The recent trend of extending deep learning models to trillions of parameters has exposed the daunting sustainability challenges faced by AI and underscored the need for innovation at the lowest hardware architecture level. Neuromorphic computing is an innovative approach that draws insights from neuroscience to integrate memory and computation with high-level parallelism, minimizing data movement. At this month’s International Conference on Acoustics, Speech, and Signal Processing (ICASSP), Loihi 2 showcased efficiency, speed, and adaptability improvements by several orders of magnitude for emerging small-scale edge workloads.

Building on its predecessor, Pohoiki Springs, Hala Point has seen significant improvements and now brings neuromorphic performance and efficiency enhancements to mainstream traditional deep learning models, particularly those processing real-time workloads like video, voice, and wireless communications.

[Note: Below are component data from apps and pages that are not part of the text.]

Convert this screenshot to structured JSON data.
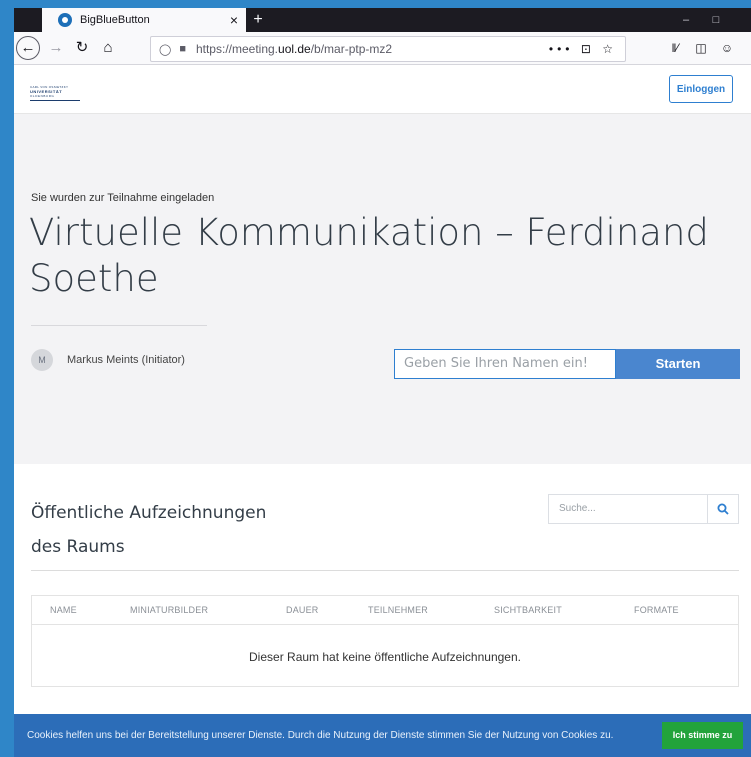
{
  "browser": {
    "tab_title": "BigBlueButton",
    "tab_close": "×",
    "new_tab": "+",
    "url_prefix": "https://meeting.",
    "url_domain": "uol.de",
    "url_path": "/b/mar-ptp-mz2",
    "url_actions": "••• ⊡ ☆",
    "controls": {
      "minimize": "–",
      "maximize": "□"
    }
  },
  "header": {
    "logo_line1": "CARL VON OSSIETZKY",
    "logo_line2": "UNIVERSITÄT",
    "logo_line3": "OLDENBURG",
    "login_label": "Einloggen"
  },
  "invite": {
    "label": "Sie wurden zur Teilnahme eingeladen",
    "room_title": "Virtuelle Kommunikation – Ferdinand Soethe",
    "owner_initial": "M",
    "owner_name": "Markus Meints (Initiator)",
    "name_placeholder": "Geben Sie Ihren Namen ein!",
    "start_label": "Starten"
  },
  "recordings": {
    "title": "Öffentliche Aufzeichnungen des Raums",
    "search_placeholder": "Suche...",
    "columns": [
      "NAME",
      "MINIATURBILDER",
      "DAUER",
      "TEILNEHMER",
      "SICHTBARKEIT",
      "FORMATE"
    ],
    "empty_message": "Dieser Raum hat keine öffentliche Aufzeichnungen."
  },
  "cookies": {
    "text": "Cookies helfen uns bei der Bereitstellung unserer Dienste. Durch die Nutzung der Dienste stimmen Sie der Nutzung von Cookies zu.",
    "accept_label": "Ich stimme zu"
  }
}
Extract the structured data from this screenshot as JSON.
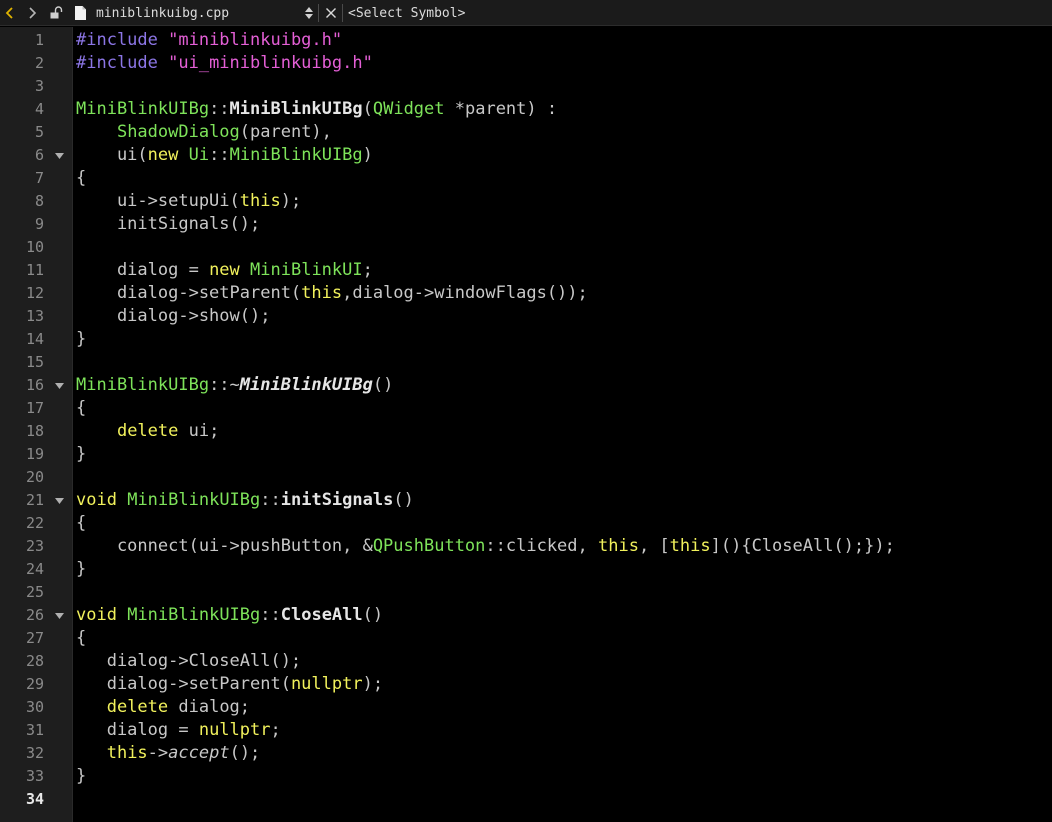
{
  "toolbar": {
    "back_icon": "chevron-left-icon",
    "forward_icon": "chevron-right-icon",
    "filename": "miniblinkuibg.cpp",
    "symbol_selector": "<Select Symbol>",
    "accent_color": "#e0b400"
  },
  "gutter": {
    "line_numbers": [
      "1",
      "2",
      "3",
      "4",
      "5",
      "6",
      "7",
      "8",
      "9",
      "10",
      "11",
      "12",
      "13",
      "14",
      "15",
      "16",
      "17",
      "18",
      "19",
      "20",
      "21",
      "22",
      "23",
      "24",
      "25",
      "26",
      "27",
      "28",
      "29",
      "30",
      "31",
      "32",
      "33",
      "34"
    ],
    "current_line": "34"
  },
  "code": {
    "lines": [
      [
        {
          "t": "#include ",
          "c": "pre"
        },
        {
          "t": "\"miniblinkuibg.h\"",
          "c": "str"
        }
      ],
      [
        {
          "t": "#include ",
          "c": "pre"
        },
        {
          "t": "\"ui_miniblinkuibg.h\"",
          "c": "str"
        }
      ],
      [],
      [
        {
          "t": "MiniBlinkUIBg",
          "c": "type"
        },
        {
          "t": "::",
          "c": "op"
        },
        {
          "t": "MiniBlinkUIBg",
          "c": "bold"
        },
        {
          "t": "(",
          "c": "op"
        },
        {
          "t": "QWidget",
          "c": "type"
        },
        {
          "t": " *parent) :",
          "c": "op"
        }
      ],
      [
        {
          "t": "    ",
          "c": "op"
        },
        {
          "t": "ShadowDialog",
          "c": "type"
        },
        {
          "t": "(parent),",
          "c": "op"
        }
      ],
      [
        {
          "t": "    ui(",
          "c": "op"
        },
        {
          "t": "new",
          "c": "kw"
        },
        {
          "t": " ",
          "c": "op"
        },
        {
          "t": "Ui",
          "c": "type"
        },
        {
          "t": "::",
          "c": "op"
        },
        {
          "t": "MiniBlinkUIBg",
          "c": "type"
        },
        {
          "t": ")",
          "c": "op"
        }
      ],
      [
        {
          "t": "{",
          "c": "op"
        }
      ],
      [
        {
          "t": "    ui->setupUi(",
          "c": "op"
        },
        {
          "t": "this",
          "c": "kw"
        },
        {
          "t": ");",
          "c": "op"
        }
      ],
      [
        {
          "t": "    initSignals();",
          "c": "op"
        }
      ],
      [],
      [
        {
          "t": "    dialog = ",
          "c": "op"
        },
        {
          "t": "new",
          "c": "kw"
        },
        {
          "t": " ",
          "c": "op"
        },
        {
          "t": "MiniBlinkUI",
          "c": "type"
        },
        {
          "t": ";",
          "c": "op"
        }
      ],
      [
        {
          "t": "    dialog->setParent(",
          "c": "op"
        },
        {
          "t": "this",
          "c": "kw"
        },
        {
          "t": ",dialog->windowFlags());",
          "c": "op"
        }
      ],
      [
        {
          "t": "    dialog->show();",
          "c": "op"
        }
      ],
      [
        {
          "t": "}",
          "c": "op"
        }
      ],
      [],
      [
        {
          "t": "MiniBlinkUIBg",
          "c": "type"
        },
        {
          "t": "::~",
          "c": "op"
        },
        {
          "t": "MiniBlinkUIBg",
          "c": "bold-ital"
        },
        {
          "t": "()",
          "c": "op"
        }
      ],
      [
        {
          "t": "{",
          "c": "op"
        }
      ],
      [
        {
          "t": "    ",
          "c": "op"
        },
        {
          "t": "delete",
          "c": "kw"
        },
        {
          "t": " ui;",
          "c": "op"
        }
      ],
      [
        {
          "t": "}",
          "c": "op"
        }
      ],
      [],
      [
        {
          "t": "void",
          "c": "kw"
        },
        {
          "t": " ",
          "c": "op"
        },
        {
          "t": "MiniBlinkUIBg",
          "c": "type"
        },
        {
          "t": "::",
          "c": "op"
        },
        {
          "t": "initSignals",
          "c": "bold"
        },
        {
          "t": "()",
          "c": "op"
        }
      ],
      [
        {
          "t": "{",
          "c": "op"
        }
      ],
      [
        {
          "t": "    connect(ui->pushButton, &",
          "c": "op"
        },
        {
          "t": "QPushButton",
          "c": "type"
        },
        {
          "t": "::clicked, ",
          "c": "op"
        },
        {
          "t": "this",
          "c": "kw"
        },
        {
          "t": ", [",
          "c": "op"
        },
        {
          "t": "this",
          "c": "kw"
        },
        {
          "t": "](){CloseAll();});",
          "c": "op"
        }
      ],
      [
        {
          "t": "}",
          "c": "op"
        }
      ],
      [],
      [
        {
          "t": "void",
          "c": "kw"
        },
        {
          "t": " ",
          "c": "op"
        },
        {
          "t": "MiniBlinkUIBg",
          "c": "type"
        },
        {
          "t": "::",
          "c": "op"
        },
        {
          "t": "CloseAll",
          "c": "bold"
        },
        {
          "t": "()",
          "c": "op"
        }
      ],
      [
        {
          "t": "{",
          "c": "op"
        }
      ],
      [
        {
          "t": "   dialog->CloseAll();",
          "c": "op"
        }
      ],
      [
        {
          "t": "   dialog->setParent(",
          "c": "op"
        },
        {
          "t": "nullptr",
          "c": "kw"
        },
        {
          "t": ");",
          "c": "op"
        }
      ],
      [
        {
          "t": "   ",
          "c": "op"
        },
        {
          "t": "delete",
          "c": "kw"
        },
        {
          "t": " dialog;",
          "c": "op"
        }
      ],
      [
        {
          "t": "   dialog = ",
          "c": "op"
        },
        {
          "t": "nullptr",
          "c": "kw"
        },
        {
          "t": ";",
          "c": "op"
        }
      ],
      [
        {
          "t": "   ",
          "c": "op"
        },
        {
          "t": "this",
          "c": "kw"
        },
        {
          "t": "->",
          "c": "op"
        },
        {
          "t": "accept",
          "c": "ital"
        },
        {
          "t": "();",
          "c": "op"
        }
      ],
      [
        {
          "t": "}",
          "c": "op"
        }
      ],
      []
    ],
    "fold_marker_lines": [
      "6",
      "16",
      "21",
      "26"
    ]
  },
  "colors": {
    "background": "#000000",
    "gutter": "#1e1e1e",
    "preprocessor": "#8c76e6",
    "string": "#e45fd6",
    "type": "#7ee35a",
    "keyword": "#f1f15c",
    "text": "#c8c8c8"
  }
}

For instance, Ericsson Research is applying Loihi 2 to optimize the efficiency of telecom infrastructure, as highlighted at this year’s World Mobile Congress.

As described by Intel, moving forward, Hala Point’s delivery to Sandia National Laboratories marks the first deployment in a new series of large-scale neuromorphic research systems that Intel plans to share with its research collaborators. Further development will enable neuromorphic computing applications to overcome the power and latency limitations that currently constrain real-world, real-time deployment of AI capabilities.

In collaboration with an ecosystem comprising over 200 members of the Intel Neuromorphic Research Community (INRC), including leading global academic groups, government labs, research institutions, and companies, Intel aims to push the boundaries of brain-like AI and evolve this technology from a research prototype to an industry-leading commercial product in the coming years.

Editor: Xin Zhi Xun – Lang Ke Jian

Leave a Reply

Your email address will not be published. Required fields are marked *

This site is protected by reCAPTCHA and the Google Privacy Policy and Terms of Service apply.